-- DATA SUPPLIED --
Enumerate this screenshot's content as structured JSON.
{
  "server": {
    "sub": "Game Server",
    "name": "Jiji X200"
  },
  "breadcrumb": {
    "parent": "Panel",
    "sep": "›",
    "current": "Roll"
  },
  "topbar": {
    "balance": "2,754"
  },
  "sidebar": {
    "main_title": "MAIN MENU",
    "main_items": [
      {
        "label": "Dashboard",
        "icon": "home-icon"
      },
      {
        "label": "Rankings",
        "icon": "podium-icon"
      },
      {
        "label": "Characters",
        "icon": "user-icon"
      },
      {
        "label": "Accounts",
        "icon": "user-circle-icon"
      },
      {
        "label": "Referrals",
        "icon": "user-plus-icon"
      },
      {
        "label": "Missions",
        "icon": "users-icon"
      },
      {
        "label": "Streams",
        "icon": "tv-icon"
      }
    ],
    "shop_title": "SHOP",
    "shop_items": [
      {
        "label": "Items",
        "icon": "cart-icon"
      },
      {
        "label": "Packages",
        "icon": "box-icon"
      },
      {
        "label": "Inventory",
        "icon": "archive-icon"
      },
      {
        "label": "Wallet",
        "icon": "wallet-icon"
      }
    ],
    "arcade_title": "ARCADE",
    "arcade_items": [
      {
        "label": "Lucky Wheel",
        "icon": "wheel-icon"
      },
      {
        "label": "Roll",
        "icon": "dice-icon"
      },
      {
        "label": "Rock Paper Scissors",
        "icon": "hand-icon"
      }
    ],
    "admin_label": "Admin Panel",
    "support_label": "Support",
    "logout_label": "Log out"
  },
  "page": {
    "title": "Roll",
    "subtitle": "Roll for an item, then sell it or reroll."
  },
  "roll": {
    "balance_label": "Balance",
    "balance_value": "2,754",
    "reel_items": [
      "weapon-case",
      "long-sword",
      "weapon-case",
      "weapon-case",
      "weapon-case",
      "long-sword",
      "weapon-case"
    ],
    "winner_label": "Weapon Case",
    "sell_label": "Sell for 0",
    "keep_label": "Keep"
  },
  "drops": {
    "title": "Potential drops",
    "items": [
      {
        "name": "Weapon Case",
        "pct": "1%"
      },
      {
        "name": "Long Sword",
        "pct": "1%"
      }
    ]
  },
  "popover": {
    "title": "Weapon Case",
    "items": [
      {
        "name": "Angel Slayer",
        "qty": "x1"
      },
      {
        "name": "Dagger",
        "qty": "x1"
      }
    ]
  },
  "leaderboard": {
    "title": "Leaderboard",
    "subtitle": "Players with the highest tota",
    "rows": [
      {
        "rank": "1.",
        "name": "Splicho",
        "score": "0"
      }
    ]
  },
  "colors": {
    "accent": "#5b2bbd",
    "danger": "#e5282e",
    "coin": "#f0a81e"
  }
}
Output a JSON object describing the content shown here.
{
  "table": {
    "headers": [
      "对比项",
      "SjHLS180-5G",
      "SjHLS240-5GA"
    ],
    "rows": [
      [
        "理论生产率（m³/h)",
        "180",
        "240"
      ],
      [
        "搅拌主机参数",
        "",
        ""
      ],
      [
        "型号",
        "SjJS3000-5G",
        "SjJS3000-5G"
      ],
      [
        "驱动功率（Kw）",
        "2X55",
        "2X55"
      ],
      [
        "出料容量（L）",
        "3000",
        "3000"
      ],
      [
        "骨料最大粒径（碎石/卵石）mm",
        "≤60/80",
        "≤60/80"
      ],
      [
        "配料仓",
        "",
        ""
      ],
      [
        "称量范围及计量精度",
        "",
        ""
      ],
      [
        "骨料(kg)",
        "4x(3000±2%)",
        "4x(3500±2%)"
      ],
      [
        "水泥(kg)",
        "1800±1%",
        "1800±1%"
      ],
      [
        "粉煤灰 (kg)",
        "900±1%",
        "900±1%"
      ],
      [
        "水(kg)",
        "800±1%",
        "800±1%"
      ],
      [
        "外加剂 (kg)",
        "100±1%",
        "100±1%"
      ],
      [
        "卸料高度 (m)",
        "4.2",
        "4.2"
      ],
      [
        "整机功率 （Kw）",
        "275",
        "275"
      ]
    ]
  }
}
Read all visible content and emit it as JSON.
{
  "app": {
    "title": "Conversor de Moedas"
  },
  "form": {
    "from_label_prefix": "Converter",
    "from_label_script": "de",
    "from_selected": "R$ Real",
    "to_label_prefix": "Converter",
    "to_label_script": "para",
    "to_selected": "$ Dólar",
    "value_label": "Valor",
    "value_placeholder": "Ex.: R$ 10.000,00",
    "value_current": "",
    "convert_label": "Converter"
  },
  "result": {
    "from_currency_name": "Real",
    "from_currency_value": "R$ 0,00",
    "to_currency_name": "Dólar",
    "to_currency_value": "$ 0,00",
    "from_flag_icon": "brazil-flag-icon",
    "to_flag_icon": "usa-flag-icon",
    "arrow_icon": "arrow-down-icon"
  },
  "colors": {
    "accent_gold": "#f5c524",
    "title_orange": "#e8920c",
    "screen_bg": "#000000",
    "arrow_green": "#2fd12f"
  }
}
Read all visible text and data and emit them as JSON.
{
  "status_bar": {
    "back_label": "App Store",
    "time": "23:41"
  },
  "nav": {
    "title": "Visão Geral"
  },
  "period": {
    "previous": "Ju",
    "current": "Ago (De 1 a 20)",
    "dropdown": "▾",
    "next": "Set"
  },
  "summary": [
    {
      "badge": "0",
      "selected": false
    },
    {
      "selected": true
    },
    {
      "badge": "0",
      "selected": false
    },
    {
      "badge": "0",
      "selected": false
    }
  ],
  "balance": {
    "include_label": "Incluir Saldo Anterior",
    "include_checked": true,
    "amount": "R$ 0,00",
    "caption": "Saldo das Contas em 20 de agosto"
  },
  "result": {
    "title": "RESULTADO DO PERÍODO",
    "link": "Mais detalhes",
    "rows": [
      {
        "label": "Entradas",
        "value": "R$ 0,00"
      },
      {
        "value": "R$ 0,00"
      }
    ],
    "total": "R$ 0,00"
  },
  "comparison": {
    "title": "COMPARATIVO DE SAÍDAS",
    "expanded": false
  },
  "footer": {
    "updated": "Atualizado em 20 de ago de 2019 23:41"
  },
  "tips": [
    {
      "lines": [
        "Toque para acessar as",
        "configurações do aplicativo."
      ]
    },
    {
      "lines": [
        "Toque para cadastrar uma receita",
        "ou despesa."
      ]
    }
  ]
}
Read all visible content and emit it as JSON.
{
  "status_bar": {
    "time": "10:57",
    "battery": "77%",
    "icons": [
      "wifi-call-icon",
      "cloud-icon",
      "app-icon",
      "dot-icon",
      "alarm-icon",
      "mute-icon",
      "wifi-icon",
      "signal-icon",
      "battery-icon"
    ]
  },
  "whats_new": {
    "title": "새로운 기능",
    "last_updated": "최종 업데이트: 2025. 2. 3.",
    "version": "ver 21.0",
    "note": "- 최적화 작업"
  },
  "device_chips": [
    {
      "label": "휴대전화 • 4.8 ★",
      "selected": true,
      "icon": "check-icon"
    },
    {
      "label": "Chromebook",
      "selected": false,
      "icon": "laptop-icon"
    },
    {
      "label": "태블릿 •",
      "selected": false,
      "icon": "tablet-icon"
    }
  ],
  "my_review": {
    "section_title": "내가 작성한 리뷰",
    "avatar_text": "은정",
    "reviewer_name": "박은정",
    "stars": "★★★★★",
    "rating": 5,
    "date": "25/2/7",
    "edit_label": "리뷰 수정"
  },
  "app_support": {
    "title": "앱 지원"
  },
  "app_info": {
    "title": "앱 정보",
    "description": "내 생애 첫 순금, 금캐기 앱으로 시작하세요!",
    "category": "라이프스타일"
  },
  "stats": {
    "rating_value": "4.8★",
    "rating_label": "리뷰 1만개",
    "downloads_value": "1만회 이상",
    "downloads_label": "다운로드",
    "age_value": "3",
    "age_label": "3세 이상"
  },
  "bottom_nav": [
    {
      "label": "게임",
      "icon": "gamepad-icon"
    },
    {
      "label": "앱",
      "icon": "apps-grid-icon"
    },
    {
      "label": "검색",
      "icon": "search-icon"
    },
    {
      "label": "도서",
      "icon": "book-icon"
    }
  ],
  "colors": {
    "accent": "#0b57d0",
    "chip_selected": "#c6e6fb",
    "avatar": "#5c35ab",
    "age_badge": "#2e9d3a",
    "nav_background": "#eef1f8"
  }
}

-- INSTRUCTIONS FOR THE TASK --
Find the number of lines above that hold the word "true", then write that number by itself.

-- RESPONSE FOR THIS EXERCISE --
3